Dr Niall Holmes’ doctorate was earned via his pioneering work in controlling background magnetic fields, at a level of one part in 250,000 of the Earth’s magnetic field – an “immense challenge” says Professor Brookes – that is absolutely critical to allow participants to move freely during a scan. (Holmes et al, NeuroImage, 2018)
Dr Ryan Hill, a former University of Nottingham undergraduate, got his first taste of OPM-MEG during a summer internship following the third year of his degree. Since then, he has completed a Ph.D. where he was the first to scan infants using the wearable device (Hill et al Nature Communications, 2020). Ryan also pioneered the use of generic helmets, capable of fitting individual participants.
Dr James Leggett, an experienced researcher, and hardware developer, has also worked on this technology since 2017, fabricating key instrumentation and generating the critical theoretical models that enable suppression of background magnetic interference.
Professor Brookes was also keen to celebrate the role played by undergraduate students in the development of this system. “When undergraduates in the School of Physics and Astronomy reach their third and fourth years, they undertake research studies and a number have worked with OPM-MEG technology. It was undergraduates who made a key breakthrough related to sensor coverage when scanning infants.
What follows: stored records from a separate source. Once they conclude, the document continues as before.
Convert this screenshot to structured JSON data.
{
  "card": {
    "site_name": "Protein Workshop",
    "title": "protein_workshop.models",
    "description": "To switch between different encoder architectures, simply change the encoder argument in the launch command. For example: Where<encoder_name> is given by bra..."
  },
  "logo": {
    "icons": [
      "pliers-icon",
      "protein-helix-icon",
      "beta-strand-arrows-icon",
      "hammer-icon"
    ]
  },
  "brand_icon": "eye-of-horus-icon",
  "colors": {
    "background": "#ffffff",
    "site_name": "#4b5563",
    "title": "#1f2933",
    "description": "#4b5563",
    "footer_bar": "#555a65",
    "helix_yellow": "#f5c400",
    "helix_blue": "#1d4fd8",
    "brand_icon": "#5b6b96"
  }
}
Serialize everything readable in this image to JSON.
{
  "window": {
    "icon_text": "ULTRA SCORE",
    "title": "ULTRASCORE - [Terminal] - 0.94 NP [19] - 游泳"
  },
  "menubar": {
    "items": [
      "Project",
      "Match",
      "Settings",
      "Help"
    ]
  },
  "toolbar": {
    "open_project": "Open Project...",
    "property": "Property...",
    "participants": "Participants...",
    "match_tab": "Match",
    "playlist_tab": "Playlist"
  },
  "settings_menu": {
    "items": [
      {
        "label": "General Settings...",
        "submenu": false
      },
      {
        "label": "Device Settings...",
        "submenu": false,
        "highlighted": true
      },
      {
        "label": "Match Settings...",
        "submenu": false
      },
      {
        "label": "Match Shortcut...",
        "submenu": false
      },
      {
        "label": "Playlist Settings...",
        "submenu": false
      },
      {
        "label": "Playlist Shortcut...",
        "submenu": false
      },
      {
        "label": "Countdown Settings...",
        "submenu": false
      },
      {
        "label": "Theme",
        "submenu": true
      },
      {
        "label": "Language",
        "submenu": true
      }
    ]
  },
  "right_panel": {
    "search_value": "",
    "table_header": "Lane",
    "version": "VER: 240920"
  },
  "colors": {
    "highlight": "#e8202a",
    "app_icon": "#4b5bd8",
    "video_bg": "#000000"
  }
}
Similarly, it was via an undergraduate project that we first measured bioelectrical activity from muscles, and used the system to fabricate a brain computer interface [a device that allows an individual to communicate with a computer purely by thinking]. Many of the undergraduates involved have gone on to careers in medical physics, either in a research capacity or in the NHS.”
The funding journey
In 2016, using internal funding to encourage interdisciplinary research into quantum technology, the Nottingham team purchased the world’s first miniaturised commercial OPM from the newly formed USA spin-out company QuSpin Inc.
In 2017, a £1.6m Wellcome collaboration grant was used to build the initial prototype and prove its worth in neuroscience.
In 2019 a £2.3m Engineering and Physical Sciences Research Council (EPSRC) grant helped develop the system and drive it towards commercialisation.
A further £1.1m grant from EPSRC is supporting the Nottingham team’s work with Great Ormond Street Hospital, London, to further develop the system for infants.
Professor Matt Brookes and Professor Richard Bowtell
Matt Brookes is a Professor of Physics in the School of Physics and Astronomy
Richard Bowtell is a Professor of Physics and Director of the Sir Peter Mansfield Imaging Centre